*Problem:* Each of the following records is to be printed verbatim.

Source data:
※
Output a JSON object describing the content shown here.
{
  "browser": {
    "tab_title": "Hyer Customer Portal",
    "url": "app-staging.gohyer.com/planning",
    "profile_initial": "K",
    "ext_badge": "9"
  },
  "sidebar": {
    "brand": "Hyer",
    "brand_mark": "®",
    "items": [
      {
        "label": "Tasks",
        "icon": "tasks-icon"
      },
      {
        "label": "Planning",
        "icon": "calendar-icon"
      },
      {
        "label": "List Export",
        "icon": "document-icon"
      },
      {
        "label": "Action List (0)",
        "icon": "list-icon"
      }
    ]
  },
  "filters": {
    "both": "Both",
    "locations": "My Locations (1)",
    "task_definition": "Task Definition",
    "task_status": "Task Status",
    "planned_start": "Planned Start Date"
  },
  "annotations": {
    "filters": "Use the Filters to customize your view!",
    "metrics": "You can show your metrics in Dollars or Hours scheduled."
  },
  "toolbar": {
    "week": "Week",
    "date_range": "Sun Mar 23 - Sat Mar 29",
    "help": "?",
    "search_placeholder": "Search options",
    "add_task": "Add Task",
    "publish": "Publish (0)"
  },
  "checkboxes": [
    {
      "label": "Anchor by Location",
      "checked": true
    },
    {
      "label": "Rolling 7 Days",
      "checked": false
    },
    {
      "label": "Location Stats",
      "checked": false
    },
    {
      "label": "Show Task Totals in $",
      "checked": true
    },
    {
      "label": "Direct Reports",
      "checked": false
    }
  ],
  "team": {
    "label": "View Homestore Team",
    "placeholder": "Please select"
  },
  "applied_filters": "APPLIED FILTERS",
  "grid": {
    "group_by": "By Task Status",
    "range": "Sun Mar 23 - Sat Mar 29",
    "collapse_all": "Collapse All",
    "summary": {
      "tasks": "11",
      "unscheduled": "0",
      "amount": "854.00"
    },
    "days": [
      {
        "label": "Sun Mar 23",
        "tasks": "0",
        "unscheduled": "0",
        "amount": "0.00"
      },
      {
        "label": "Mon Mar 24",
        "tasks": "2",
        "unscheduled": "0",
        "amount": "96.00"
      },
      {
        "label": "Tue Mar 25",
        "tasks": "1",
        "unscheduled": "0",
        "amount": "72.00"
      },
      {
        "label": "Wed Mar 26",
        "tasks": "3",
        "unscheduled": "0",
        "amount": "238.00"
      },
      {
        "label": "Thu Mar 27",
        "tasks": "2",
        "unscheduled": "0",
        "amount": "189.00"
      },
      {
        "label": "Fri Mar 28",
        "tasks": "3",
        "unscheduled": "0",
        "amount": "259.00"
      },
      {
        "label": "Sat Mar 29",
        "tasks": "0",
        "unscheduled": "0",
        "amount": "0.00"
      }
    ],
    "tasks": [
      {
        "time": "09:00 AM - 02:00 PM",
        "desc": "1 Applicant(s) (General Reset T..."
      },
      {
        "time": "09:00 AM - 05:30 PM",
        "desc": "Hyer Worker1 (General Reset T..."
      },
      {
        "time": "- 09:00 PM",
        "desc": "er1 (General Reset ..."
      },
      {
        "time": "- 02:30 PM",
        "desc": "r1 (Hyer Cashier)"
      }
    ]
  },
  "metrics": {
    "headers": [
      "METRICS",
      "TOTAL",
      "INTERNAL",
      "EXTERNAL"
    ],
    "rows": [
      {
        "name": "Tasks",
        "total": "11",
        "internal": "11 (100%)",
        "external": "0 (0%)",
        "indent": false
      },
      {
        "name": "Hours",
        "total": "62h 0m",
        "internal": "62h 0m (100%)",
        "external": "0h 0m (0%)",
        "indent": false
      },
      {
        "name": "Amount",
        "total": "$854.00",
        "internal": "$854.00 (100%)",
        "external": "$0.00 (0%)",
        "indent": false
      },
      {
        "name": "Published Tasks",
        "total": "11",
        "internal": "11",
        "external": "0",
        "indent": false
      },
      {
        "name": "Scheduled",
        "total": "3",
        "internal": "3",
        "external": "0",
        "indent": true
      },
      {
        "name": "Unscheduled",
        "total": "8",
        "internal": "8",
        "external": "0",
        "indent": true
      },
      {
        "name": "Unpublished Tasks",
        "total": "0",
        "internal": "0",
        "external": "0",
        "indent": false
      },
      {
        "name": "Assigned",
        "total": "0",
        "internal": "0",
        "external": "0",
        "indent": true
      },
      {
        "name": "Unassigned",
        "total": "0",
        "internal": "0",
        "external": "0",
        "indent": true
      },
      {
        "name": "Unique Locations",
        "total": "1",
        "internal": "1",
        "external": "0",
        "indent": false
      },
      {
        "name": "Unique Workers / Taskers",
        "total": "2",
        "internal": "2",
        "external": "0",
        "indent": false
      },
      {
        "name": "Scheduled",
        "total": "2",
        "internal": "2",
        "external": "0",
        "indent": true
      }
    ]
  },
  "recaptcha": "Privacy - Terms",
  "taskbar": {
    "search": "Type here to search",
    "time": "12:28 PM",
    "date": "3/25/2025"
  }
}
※
*Solution below:*
Output a JSON object describing the content shown here.
{
  "browser": {
    "tab_title": "Hyer Customer Portal",
    "url": "app-staging.gohyer.com/planning",
    "profile_initial": "K",
    "ext_badge": "9"
  },
  "sidebar": {
    "brand": "Hyer",
    "brand_mark": "®",
    "items": [
      {
        "label": "Tasks",
        "icon": "tasks-icon"
      },
      {
        "label": "Planning",
        "icon": "calendar-icon"
      },
      {
        "label": "List Export",
        "icon": "document-icon"
      },
      {
        "label": "Action List (0)",
        "icon": "list-icon"
      }
    ]
  },
  "filters": {
    "both": "Both",
    "locations": "My Locations (1)",
    "task_definition": "Task Definition",
    "task_status": "Task Status",
    "planned_start": "Planned Start Date"
  },
  "annotations": {
    "filters": "Use the Filters to customize your view!",
    "metrics": "You can show your metrics in Dollars or Hours scheduled."
  },
  "toolbar": {
    "week": "Week",
    "date_range": "Sun Mar 23 - Sat Mar 29",
    "help": "?",
    "search_placeholder": "Search options",
    "add_task": "Add Task",
    "publish": "Publish (0)"
  },
  "checkboxes": [
    {
      "label": "Anchor by Location",
      "checked": true
    },
    {
      "label": "Rolling 7 Days",
      "checked": false
    },
    {
      "label": "Location Stats",
      "checked": false
    },
    {
      "label": "Show Task Totals in $",
      "checked": true
    },
    {
      "label": "Direct Reports",
      "checked": false
    }
  ],
  "team": {
    "label": "View Homestore Team",
    "placeholder": "Please select"
  },
  "applied_filters": "APPLIED FILTERS",
  "grid": {
    "group_by": "By Task Status",
    "range": "Sun Mar 23 - Sat Mar 29",
    "collapse_all": "Collapse All",
    "summary": {
      "tasks": "11",
      "unscheduled": "0",
      "amount": "854.00"
    },
    "days": [
      {
        "label": "Sun Mar 23",
        "tasks": "0",
        "unscheduled": "0",
        "amount": "0.00"
      },
      {
        "label": "Mon Mar 24",
        "tasks": "2",
        "unscheduled": "0",
        "amount": "96.00"
      },
      {
        "label": "Tue Mar 25",
        "tasks": "1",
        "unscheduled": "0",
        "amount": "72.00"
      },
      {
        "label": "Wed Mar 26",
        "tasks": "3",
        "unscheduled": "0",
        "amount": "238.00"
      },
      {
        "label": "Thu Mar 27",
        "tasks": "2",
        "unscheduled": "0",
        "amount": "189.00"
      },
      {
        "label": "Fri Mar 28",
        "tasks": "3",
        "unscheduled": "0",
        "amount": "259.00"
      },
      {
        "label": "Sat Mar 29",
        "tasks": "0",
        "unscheduled": "0",
        "amount": "0.00"
      }
    ],
    "tasks": [
      {
        "time": "09:00 AM - 02:00 PM",
        "desc": "1 Applicant(s) (General Reset T..."
      },
      {
        "time": "09:00 AM - 05:30 PM",
        "desc": "Hyer Worker1 (General Reset T..."
      },
      {
        "time": "- 09:00 PM",
        "desc": "er1 (General Reset ..."
      },
      {
        "time": "- 02:30 PM",
        "desc": "r1 (Hyer Cashier)"
      }
    ]
  },
  "metrics": {
    "headers": [
      "METRICS",
      "TOTAL",
      "INTERNAL",
      "EXTERNAL"
    ],
    "rows": [
      {
        "name": "Tasks",
        "total": "11",
        "internal": "11 (100%)",
        "external": "0 (0%)",
        "indent": false
      },
      {
        "name": "Hours",
        "total": "62h 0m",
        "internal": "62h 0m (100%)",
        "external": "0h 0m (0%)",
        "indent": false
      },
      {
        "name": "Amount",
        "total": "$854.00",
        "internal": "$854.00 (100%)",
        "external": "$0.00 (0%)",
        "indent": false
      },
      {
        "name": "Published Tasks",
        "total": "11",
        "internal": "11",
        "external": "0",
        "indent": false
      },
      {
        "name": "Scheduled",
        "total": "3",
        "internal": "3",
        "external": "0",
        "indent": true
      },
      {
        "name": "Unscheduled",
        "total": "8",
        "internal": "8",
        "external": "0",
        "indent": true
      },
      {
        "name": "Unpublished Tasks",
        "total": "0",
        "internal": "0",
        "external": "0",
        "indent": false
      },
      {
        "name": "Assigned",
        "total": "0",
        "internal": "0",
        "external": "0",
        "indent": true
      },
      {
        "name": "Unassigned",
        "total": "0",
        "internal": "0",
        "external": "0",
        "indent": true
      },
      {
        "name": "Unique Locations",
        "total": "1",
        "internal": "1",
        "external": "0",
        "indent": false
      },
      {
        "name": "Unique Workers / Taskers",
        "total": "2",
        "internal": "2",
        "external": "0",
        "indent": false
      },
      {
        "name": "Scheduled",
        "total": "2",
        "internal": "2",
        "external": "0",
        "indent": true
      }
    ]
  },
  "recaptcha": "Privacy - Terms",
  "taskbar": {
    "search": "Type here to search",
    "time": "12:28 PM",
    "date": "3/25/2025"
  }
}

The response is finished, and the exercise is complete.